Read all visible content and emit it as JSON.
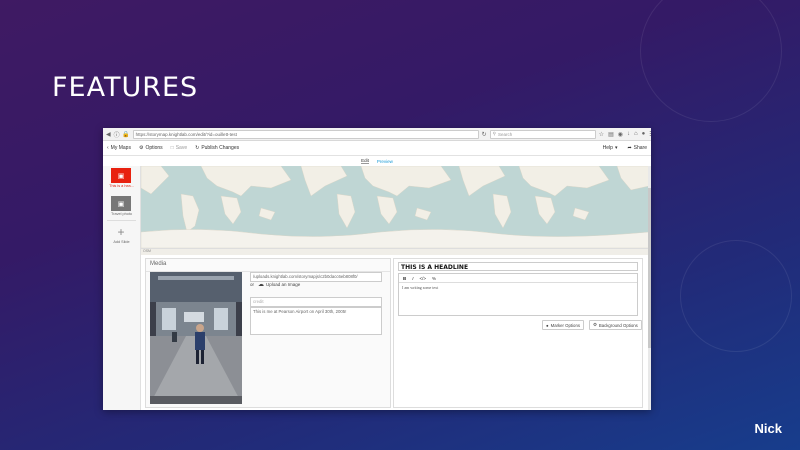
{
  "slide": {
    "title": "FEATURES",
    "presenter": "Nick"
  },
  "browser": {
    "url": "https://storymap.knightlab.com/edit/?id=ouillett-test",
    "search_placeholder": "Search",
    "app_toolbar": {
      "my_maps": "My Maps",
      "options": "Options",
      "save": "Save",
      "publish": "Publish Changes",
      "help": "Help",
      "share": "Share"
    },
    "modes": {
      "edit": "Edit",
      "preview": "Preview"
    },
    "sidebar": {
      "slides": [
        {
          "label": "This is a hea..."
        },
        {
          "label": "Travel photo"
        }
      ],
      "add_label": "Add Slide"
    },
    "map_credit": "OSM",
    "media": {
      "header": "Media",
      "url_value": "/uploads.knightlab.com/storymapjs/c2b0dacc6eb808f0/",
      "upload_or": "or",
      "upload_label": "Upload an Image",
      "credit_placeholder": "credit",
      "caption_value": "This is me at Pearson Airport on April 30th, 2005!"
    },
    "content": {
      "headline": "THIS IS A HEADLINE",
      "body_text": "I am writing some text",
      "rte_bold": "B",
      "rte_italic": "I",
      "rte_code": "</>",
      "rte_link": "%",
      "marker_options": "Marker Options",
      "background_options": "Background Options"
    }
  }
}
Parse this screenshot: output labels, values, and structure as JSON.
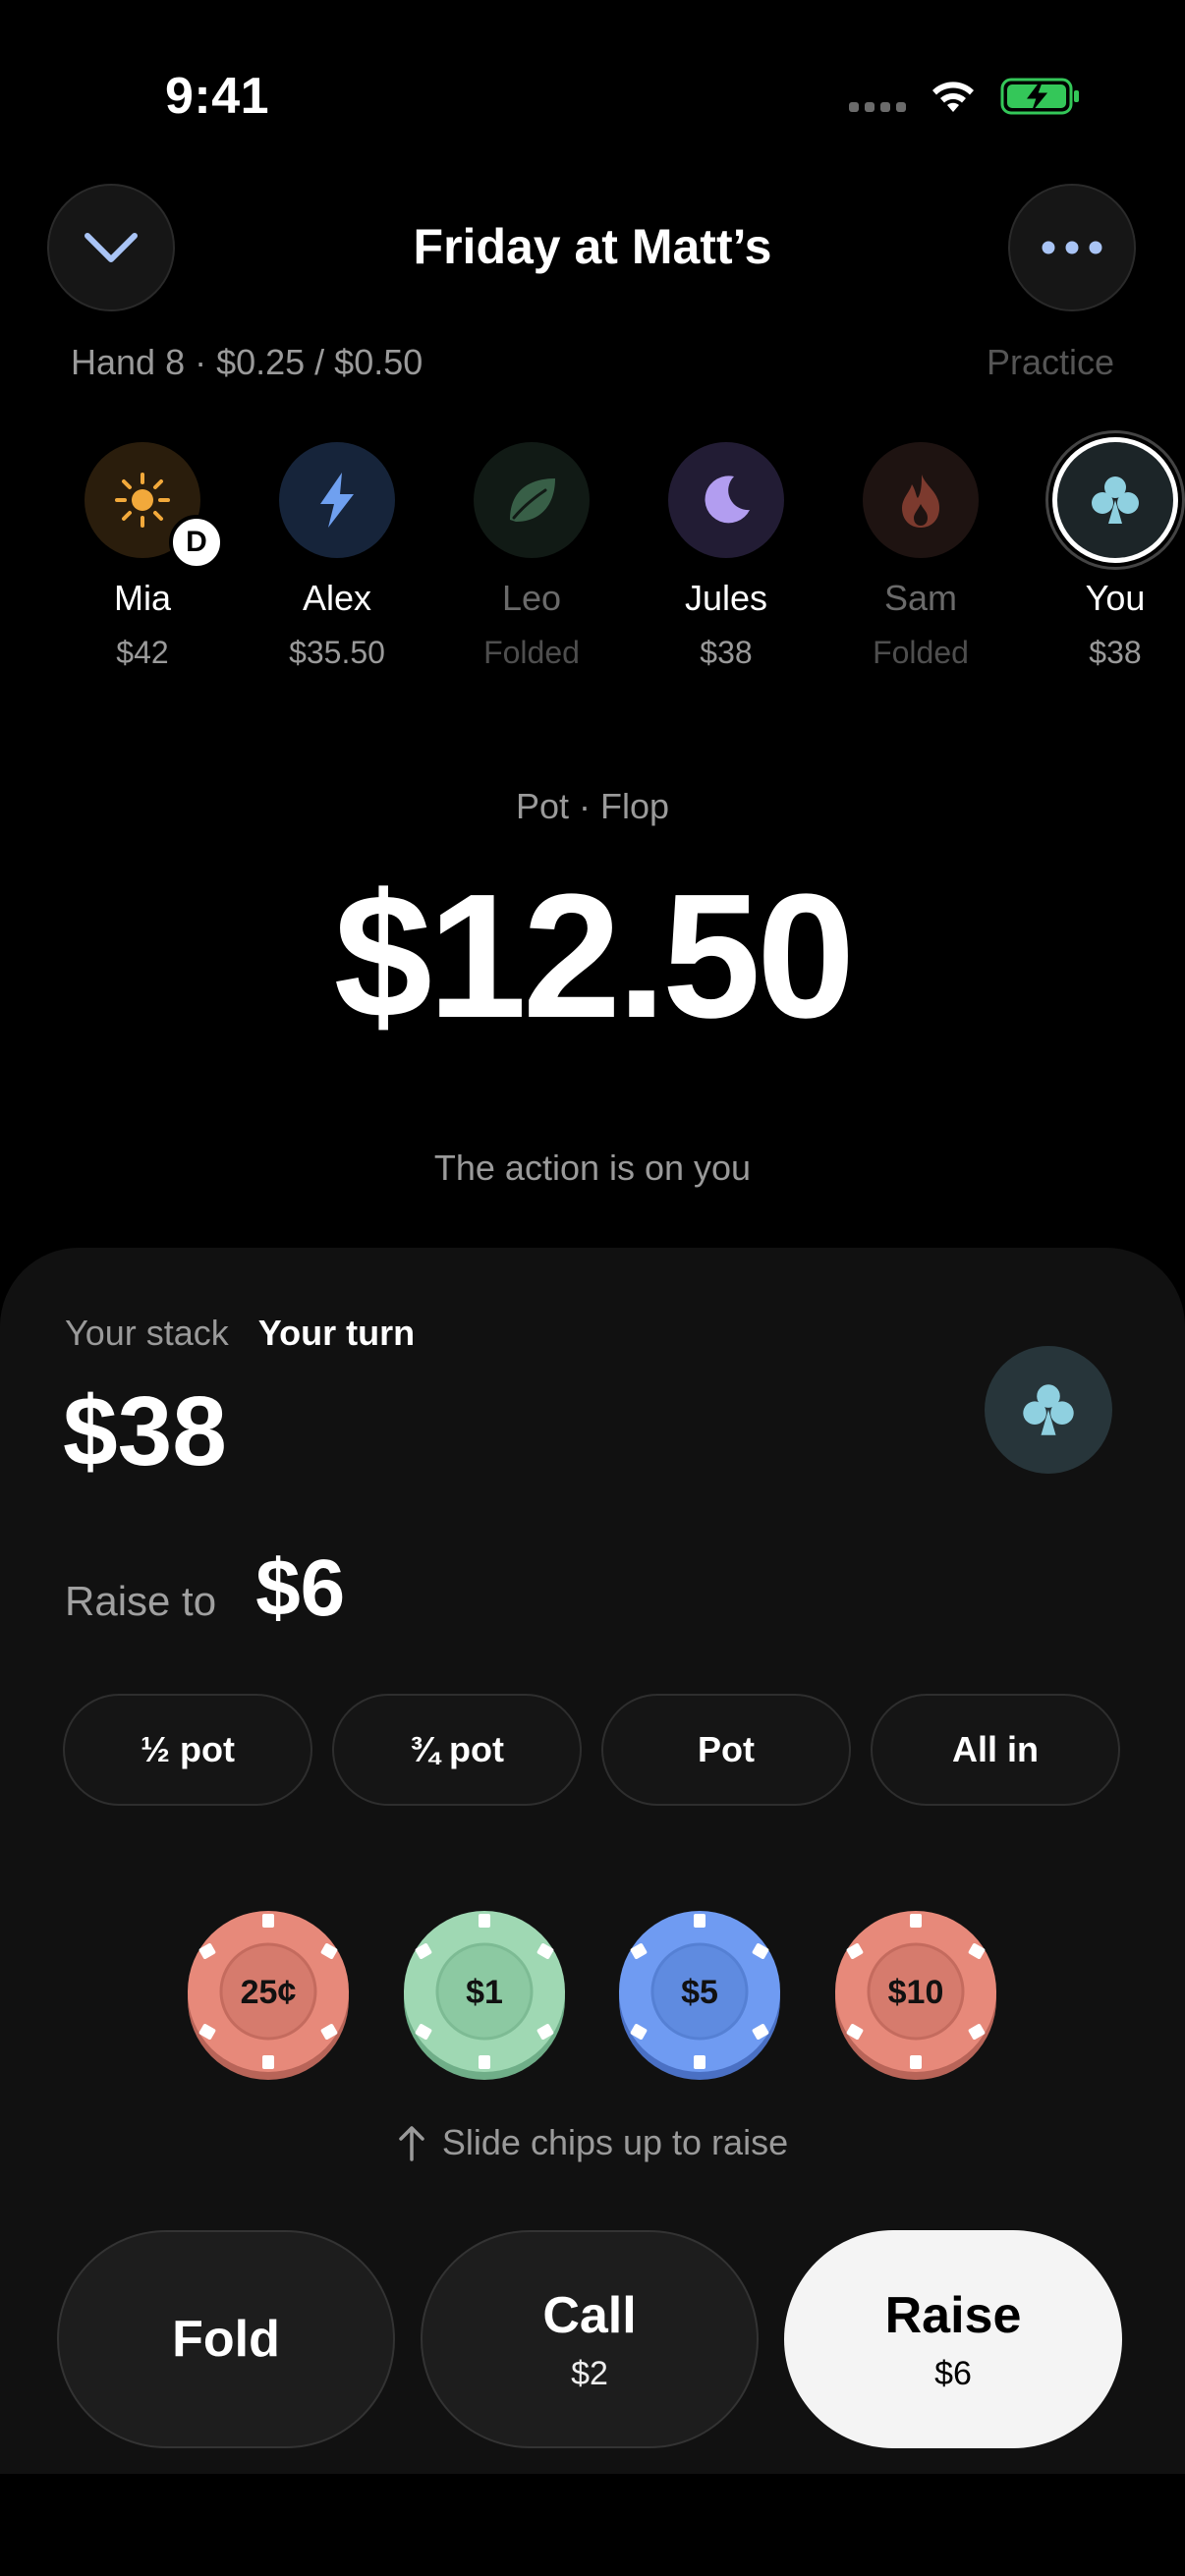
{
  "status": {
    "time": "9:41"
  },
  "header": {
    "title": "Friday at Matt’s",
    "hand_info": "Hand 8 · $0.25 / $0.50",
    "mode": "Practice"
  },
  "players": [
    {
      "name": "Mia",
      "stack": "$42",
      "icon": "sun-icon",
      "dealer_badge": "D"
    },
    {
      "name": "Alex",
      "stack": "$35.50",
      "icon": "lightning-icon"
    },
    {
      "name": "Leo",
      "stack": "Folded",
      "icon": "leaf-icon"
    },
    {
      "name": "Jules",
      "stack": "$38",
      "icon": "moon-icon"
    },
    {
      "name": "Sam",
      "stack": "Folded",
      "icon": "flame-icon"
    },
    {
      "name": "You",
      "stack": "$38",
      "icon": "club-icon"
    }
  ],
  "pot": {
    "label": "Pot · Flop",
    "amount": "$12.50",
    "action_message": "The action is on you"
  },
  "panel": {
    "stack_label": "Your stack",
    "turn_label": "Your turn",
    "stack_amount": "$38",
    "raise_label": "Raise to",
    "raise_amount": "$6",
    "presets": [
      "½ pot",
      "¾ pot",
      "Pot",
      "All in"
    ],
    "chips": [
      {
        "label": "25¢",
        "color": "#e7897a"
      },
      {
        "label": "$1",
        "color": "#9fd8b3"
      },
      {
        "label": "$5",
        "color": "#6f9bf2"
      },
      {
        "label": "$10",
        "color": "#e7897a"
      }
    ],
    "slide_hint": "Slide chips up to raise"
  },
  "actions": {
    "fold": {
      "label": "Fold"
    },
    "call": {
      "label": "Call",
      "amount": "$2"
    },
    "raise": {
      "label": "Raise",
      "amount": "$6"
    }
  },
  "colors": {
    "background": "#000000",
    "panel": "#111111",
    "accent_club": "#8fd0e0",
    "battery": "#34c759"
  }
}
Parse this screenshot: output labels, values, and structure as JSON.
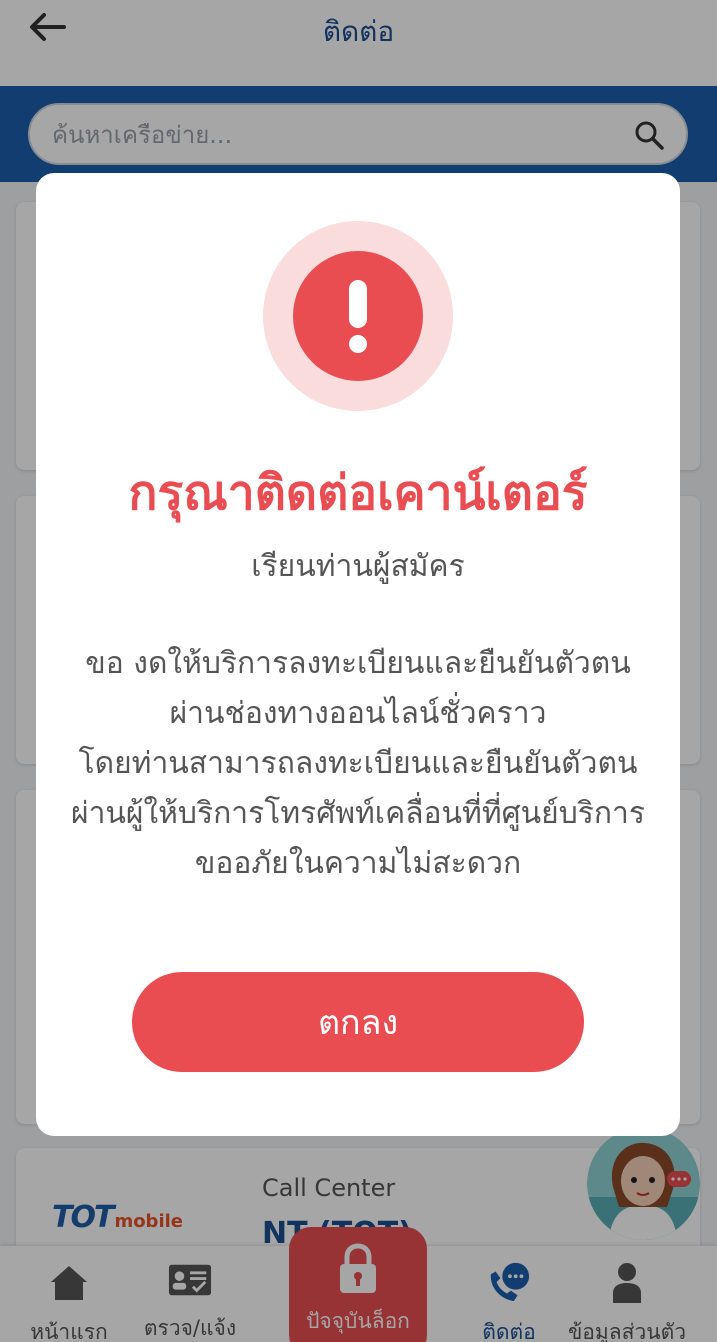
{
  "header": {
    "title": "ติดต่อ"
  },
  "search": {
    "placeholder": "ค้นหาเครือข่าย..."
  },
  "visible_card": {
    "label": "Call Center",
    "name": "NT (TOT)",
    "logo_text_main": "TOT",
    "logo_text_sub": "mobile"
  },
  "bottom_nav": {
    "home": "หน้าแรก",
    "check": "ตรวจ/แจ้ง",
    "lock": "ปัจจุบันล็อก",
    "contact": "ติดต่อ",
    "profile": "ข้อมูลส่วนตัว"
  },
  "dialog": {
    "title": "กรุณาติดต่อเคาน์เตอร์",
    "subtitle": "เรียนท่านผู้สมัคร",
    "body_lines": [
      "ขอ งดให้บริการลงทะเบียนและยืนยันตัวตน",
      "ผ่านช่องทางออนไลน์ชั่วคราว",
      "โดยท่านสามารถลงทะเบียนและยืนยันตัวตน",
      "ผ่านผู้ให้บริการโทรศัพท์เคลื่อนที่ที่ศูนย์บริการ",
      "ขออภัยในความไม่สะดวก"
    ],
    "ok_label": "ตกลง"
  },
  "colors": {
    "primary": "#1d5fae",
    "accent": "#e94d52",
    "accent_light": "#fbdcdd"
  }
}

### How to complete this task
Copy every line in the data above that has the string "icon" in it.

### Your response
      "icon": "sun-icon",
      "icon": "lightning-icon"
      "icon": "leaf-icon"
      "icon": "moon-icon"
      "icon": "flame-icon"
      "icon": "club-icon"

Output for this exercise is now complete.